Ellen grew up in NYC. I think her father was in the shoe business and did quite well. The rest of the Jewish family included her mom and a brother. Early on she took ballet but really began her professional dance training at the Graham studio where she eventually was invited into the company. Most Graham dancers talk about how charismatic Martha was, and Ellen was the same. Her dance partner and friend in the company at that time was Paul Taylor with whom she continued a lifelong correspondence. One time Ellen and I went to NYC and Paul invited us for a weekend at his home on the water. I will never forget that time of having my dance hero cook dinner for us and read from his not yet published autobiography. On our drive back into the city I commented on the difficulties on NY city driving and Paul said that he found it really easy, just keeping moving with the flow, no need to make any decisions, and all would be fine.
In NY Ellen earned money as a model. I saw one of her lingerie photo ads. She was really beautiful and extremely photogenic.

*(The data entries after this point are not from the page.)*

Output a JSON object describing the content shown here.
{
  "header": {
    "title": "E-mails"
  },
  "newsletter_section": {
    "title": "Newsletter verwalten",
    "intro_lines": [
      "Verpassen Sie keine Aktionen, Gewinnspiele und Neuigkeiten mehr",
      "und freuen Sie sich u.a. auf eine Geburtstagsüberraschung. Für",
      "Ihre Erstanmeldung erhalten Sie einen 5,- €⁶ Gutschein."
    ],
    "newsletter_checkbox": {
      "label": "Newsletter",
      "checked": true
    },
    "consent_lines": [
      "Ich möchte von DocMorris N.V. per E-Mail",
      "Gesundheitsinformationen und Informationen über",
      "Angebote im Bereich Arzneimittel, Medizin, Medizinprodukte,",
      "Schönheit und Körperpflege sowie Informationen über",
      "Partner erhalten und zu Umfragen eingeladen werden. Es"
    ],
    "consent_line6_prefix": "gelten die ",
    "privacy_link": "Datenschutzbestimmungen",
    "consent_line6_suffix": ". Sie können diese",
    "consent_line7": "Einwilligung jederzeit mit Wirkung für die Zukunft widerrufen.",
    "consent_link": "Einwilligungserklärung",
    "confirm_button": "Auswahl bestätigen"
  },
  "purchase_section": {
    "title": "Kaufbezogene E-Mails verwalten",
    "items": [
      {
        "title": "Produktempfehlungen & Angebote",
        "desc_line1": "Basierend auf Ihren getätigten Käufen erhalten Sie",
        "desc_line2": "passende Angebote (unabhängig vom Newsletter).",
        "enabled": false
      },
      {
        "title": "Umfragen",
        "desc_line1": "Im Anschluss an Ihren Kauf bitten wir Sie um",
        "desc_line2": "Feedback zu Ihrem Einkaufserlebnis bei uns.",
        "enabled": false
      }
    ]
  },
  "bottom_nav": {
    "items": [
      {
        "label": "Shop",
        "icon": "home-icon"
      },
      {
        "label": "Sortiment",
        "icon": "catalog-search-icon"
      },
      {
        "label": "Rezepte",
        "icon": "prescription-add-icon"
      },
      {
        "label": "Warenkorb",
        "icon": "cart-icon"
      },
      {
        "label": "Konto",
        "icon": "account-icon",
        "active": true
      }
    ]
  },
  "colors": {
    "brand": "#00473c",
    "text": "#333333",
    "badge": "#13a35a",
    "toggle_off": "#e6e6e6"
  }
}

Ellen was so generous with her things, time, and hospitality. You really felt as an honored guest when you were in her home.
I still miss her.